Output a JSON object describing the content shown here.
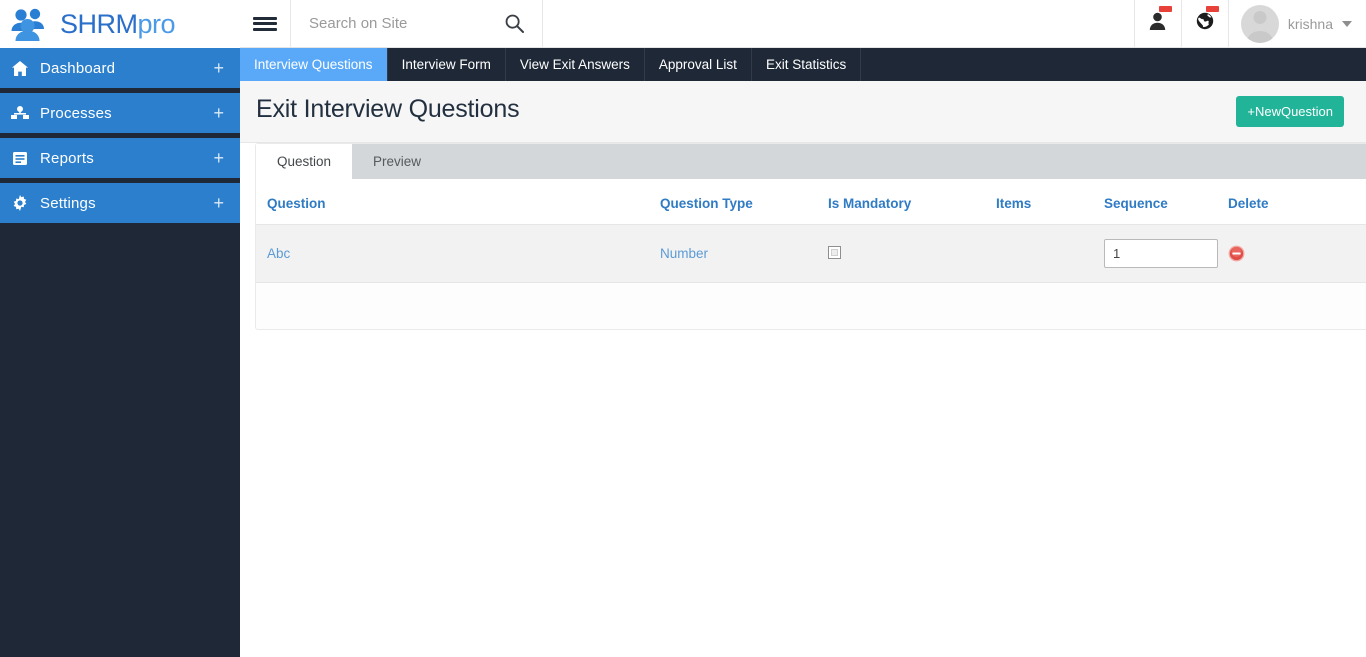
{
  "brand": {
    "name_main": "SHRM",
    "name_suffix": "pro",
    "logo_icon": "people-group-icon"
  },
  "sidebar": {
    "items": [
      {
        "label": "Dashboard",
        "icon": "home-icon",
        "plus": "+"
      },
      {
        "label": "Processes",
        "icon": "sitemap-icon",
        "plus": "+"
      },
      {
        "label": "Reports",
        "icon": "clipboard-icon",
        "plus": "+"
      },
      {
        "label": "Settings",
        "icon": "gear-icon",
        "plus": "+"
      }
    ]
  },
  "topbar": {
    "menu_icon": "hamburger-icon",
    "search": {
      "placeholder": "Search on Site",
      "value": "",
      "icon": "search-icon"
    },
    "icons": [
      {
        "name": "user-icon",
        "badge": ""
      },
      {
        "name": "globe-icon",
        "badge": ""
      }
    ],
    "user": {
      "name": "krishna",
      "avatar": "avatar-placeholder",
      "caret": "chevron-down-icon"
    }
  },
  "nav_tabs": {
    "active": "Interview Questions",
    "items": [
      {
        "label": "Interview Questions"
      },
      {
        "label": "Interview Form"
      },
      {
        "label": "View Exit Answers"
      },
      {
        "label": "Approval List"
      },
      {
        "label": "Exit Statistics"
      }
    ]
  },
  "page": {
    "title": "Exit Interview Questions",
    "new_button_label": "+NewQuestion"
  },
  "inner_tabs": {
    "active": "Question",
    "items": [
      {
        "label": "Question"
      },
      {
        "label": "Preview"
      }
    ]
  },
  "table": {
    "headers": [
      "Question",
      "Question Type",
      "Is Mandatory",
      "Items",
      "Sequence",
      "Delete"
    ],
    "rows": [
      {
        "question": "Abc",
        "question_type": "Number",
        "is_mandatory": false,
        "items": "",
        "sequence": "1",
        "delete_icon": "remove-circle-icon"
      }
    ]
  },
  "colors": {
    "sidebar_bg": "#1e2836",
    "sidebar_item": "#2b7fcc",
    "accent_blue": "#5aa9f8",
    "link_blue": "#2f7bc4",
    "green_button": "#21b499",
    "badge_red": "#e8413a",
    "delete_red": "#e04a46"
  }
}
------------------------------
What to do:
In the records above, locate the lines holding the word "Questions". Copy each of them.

Result below:
    "active": "Interview Questions",
        "label": "Interview Questions"
    "title": "Exit Interview Questions",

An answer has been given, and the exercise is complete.